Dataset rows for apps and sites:

____________

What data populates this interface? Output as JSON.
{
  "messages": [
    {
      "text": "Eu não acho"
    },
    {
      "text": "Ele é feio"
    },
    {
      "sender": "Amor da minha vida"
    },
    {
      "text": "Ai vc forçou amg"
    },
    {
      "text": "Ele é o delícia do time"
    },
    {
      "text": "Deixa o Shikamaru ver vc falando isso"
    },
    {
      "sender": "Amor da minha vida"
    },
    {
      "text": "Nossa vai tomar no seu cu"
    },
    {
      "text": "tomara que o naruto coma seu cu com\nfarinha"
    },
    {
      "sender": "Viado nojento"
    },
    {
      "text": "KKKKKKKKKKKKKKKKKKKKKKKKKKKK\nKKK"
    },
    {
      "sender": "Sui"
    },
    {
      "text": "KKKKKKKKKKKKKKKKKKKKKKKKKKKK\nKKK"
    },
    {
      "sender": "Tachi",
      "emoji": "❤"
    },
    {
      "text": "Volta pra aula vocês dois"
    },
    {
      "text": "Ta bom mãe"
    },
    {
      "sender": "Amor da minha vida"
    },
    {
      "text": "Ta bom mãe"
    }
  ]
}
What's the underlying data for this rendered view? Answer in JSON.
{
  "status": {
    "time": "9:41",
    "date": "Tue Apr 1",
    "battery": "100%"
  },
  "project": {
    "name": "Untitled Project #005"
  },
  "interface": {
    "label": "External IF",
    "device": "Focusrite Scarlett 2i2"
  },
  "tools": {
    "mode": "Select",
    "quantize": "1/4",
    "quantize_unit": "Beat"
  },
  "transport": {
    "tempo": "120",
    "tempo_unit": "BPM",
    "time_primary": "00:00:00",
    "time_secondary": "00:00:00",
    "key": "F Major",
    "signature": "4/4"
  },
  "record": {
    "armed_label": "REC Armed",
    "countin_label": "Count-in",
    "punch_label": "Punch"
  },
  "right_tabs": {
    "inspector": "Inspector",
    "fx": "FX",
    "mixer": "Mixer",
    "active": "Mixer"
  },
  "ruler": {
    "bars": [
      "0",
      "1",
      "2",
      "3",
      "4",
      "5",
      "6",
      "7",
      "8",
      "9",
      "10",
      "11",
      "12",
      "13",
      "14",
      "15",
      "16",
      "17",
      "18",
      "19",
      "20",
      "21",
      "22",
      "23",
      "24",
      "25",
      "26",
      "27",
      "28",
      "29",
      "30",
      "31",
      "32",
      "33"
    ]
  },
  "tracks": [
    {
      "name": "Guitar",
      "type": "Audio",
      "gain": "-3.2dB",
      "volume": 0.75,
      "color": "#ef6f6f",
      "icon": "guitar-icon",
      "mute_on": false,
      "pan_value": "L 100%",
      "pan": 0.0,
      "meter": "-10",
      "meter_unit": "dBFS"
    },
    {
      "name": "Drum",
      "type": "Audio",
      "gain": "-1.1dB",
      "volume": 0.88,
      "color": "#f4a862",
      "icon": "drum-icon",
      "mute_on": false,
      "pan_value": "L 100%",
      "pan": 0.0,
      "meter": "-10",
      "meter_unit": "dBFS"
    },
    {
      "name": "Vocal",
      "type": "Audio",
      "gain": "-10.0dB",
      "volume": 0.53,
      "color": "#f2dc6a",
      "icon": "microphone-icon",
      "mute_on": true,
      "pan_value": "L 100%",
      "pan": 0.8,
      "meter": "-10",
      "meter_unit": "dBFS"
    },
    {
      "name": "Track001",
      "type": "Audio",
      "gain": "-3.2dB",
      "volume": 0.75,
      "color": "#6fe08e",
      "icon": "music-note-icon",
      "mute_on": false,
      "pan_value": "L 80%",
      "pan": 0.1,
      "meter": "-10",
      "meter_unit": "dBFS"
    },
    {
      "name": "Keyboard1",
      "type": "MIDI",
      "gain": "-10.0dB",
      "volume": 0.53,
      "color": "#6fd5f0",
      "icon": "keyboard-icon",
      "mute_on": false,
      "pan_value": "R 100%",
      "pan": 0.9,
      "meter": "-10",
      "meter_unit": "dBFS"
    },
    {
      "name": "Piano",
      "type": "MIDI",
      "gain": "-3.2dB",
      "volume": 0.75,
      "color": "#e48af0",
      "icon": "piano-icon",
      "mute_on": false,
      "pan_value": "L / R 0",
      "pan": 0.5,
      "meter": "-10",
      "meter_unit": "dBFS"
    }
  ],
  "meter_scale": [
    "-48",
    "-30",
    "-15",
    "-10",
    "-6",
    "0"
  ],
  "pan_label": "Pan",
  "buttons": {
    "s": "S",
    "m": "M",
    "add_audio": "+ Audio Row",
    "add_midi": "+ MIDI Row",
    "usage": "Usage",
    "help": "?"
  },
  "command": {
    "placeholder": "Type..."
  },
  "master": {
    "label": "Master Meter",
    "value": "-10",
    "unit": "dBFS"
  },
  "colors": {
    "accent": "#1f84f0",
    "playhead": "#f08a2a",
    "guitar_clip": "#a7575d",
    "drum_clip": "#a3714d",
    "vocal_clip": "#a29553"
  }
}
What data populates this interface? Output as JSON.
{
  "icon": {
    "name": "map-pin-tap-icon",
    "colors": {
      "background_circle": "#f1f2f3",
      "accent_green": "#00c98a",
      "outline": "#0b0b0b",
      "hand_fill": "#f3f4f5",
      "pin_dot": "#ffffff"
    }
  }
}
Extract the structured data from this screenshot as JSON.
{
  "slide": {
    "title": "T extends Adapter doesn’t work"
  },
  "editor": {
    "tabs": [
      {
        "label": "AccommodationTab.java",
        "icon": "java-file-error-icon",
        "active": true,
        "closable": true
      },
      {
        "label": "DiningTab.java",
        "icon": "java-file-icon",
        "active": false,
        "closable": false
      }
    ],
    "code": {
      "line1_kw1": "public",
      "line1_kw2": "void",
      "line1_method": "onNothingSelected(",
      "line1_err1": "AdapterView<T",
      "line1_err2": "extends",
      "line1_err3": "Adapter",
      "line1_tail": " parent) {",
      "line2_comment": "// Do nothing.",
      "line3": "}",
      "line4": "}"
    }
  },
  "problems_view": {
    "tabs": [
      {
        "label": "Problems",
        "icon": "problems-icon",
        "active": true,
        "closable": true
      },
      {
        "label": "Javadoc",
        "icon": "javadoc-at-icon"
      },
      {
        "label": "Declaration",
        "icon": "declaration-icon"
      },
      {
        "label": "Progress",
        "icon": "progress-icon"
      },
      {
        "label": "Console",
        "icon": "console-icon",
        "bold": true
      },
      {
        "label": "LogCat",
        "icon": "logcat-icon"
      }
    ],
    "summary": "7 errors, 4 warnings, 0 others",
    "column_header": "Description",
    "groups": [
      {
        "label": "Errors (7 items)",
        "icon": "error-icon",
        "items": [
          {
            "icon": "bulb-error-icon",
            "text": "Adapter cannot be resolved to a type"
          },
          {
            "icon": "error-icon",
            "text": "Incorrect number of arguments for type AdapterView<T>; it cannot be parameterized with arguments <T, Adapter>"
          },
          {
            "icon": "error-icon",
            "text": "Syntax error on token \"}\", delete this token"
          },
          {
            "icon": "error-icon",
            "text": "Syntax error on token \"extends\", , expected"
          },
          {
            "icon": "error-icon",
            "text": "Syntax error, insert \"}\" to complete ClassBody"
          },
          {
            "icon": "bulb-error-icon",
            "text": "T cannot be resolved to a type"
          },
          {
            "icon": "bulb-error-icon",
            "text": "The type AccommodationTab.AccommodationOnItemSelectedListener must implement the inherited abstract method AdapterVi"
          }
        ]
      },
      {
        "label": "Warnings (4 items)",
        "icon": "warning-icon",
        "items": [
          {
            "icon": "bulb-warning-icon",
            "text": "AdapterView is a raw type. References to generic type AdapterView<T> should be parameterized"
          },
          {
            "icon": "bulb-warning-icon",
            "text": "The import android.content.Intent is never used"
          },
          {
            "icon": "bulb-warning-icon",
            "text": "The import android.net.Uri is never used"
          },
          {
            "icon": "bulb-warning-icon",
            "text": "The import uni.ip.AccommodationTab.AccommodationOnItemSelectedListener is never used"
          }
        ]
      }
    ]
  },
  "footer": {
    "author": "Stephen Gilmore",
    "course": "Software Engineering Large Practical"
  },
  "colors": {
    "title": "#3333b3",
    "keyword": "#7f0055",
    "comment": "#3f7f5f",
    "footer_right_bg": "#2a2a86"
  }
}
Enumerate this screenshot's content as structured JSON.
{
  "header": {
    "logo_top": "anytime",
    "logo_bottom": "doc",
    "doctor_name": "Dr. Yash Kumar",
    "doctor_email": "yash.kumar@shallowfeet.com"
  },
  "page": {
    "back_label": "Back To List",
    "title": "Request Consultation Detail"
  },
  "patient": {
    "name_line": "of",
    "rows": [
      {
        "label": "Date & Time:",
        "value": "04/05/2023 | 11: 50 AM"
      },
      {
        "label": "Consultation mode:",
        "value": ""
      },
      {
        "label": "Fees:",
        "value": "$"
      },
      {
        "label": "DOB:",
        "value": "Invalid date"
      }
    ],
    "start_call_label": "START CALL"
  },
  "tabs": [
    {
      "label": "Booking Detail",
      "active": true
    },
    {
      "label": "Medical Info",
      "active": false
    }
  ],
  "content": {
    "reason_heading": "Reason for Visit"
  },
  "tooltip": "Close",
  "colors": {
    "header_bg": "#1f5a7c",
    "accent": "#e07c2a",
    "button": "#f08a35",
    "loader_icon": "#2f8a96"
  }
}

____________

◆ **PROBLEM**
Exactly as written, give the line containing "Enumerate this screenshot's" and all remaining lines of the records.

◆ **FINAL ANSWER**
Enumerate this screenshot's content as structured JSON.
{
  "header": {
    "logo_top": "anytime",
    "logo_bottom": "doc",
    "doctor_name": "Dr. Yash Kumar",
    "doctor_email": "yash.kumar@shallowfeet.com"
  },
  "page": {
    "back_label": "Back To List",
    "title": "Request Consultation Detail"
  },
  "patient": {
    "name_line": "of",
    "rows": [
      {
        "label": "Date & Time:",
        "value": "04/05/2023 | 11: 50 AM"
      },
      {
        "label": "Consultation mode:",
        "value": ""
      },
      {
        "label": "Fees:",
        "value": "$"
      },
      {
        "label": "DOB:",
        "value": "Invalid date"
      }
    ],
    "start_call_label": "START CALL"
  },
  "tabs": [
    {
      "label": "Booking Detail",
      "active": true
    },
    {
      "label": "Medical Info",
      "active": false
    }
  ],
  "content": {
    "reason_heading": "Reason for Visit"
  },
  "tooltip": "Close",
  "colors": {
    "header_bg": "#1f5a7c",
    "accent": "#e07c2a",
    "button": "#f08a35",
    "loader_icon": "#2f8a96"
  }
}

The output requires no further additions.